(Website and app data records)
^^^^

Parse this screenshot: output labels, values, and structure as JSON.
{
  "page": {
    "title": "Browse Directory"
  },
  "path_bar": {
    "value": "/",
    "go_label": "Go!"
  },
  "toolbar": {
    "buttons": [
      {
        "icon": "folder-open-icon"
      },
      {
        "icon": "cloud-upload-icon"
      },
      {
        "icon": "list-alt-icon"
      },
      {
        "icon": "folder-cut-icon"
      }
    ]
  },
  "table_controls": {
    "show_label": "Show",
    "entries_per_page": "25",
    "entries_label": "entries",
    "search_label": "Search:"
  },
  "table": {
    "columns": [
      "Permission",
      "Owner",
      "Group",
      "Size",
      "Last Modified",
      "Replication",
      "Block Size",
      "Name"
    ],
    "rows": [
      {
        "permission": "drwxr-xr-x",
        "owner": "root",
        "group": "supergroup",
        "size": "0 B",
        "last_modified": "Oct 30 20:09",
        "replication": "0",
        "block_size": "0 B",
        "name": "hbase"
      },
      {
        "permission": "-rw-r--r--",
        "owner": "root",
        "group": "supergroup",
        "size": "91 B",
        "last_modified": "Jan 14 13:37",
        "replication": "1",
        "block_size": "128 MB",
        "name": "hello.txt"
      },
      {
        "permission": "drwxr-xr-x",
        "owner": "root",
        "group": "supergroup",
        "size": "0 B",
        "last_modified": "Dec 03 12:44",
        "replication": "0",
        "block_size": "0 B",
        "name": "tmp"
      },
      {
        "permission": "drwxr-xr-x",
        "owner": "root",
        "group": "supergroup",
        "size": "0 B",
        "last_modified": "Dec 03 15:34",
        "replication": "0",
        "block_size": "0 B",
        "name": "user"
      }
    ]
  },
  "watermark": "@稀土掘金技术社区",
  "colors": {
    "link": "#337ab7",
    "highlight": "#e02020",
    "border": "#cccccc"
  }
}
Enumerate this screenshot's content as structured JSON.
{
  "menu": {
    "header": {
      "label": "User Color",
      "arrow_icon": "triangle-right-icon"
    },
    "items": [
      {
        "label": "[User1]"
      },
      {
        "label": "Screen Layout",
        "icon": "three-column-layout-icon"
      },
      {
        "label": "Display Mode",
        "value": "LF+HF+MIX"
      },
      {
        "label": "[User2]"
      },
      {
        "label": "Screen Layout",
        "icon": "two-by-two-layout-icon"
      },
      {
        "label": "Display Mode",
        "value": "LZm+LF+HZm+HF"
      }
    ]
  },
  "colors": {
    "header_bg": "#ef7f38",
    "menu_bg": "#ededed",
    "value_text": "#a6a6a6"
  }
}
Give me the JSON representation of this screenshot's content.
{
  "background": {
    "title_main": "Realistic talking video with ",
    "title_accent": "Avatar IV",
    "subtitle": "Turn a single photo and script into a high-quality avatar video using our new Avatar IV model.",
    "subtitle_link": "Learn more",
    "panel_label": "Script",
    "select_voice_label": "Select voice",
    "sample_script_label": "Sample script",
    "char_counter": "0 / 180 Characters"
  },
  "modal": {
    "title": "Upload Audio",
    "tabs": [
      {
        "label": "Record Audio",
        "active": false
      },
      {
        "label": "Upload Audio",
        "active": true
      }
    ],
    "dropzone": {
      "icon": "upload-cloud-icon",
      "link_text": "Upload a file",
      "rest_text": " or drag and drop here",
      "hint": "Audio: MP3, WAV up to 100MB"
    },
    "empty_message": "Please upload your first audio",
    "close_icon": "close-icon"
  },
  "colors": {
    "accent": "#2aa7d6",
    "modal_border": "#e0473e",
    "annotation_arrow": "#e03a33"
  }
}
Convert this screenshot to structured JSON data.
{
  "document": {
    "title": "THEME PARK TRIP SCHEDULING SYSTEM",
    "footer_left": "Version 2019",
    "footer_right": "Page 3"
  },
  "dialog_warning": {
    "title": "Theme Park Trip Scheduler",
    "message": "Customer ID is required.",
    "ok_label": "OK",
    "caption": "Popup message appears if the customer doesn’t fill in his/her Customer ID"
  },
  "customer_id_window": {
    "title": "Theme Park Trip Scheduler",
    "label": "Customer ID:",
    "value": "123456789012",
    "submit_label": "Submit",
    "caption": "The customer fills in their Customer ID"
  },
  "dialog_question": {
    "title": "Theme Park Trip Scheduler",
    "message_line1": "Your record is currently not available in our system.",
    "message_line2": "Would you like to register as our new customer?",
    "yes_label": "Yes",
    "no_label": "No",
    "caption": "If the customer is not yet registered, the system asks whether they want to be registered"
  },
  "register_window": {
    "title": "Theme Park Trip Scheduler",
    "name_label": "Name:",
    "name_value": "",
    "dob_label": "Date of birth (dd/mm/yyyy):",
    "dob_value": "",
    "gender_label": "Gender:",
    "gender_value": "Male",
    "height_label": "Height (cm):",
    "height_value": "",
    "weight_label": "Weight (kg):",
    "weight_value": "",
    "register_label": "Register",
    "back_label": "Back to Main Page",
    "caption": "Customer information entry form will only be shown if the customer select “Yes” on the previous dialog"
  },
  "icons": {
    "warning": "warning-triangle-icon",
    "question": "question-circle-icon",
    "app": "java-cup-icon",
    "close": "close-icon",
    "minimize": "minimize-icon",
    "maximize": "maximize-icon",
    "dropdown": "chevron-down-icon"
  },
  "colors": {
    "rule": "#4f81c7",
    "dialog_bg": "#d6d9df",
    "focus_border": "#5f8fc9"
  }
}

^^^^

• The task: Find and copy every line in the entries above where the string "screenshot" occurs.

• Answer to this task:
Parse this screenshot: output labels, values, and structure as JSON.
Enumerate this screenshot's content as structured JSON.
Give me the JSON representation of this screenshot's content.
Convert this screenshot to structured JSON data.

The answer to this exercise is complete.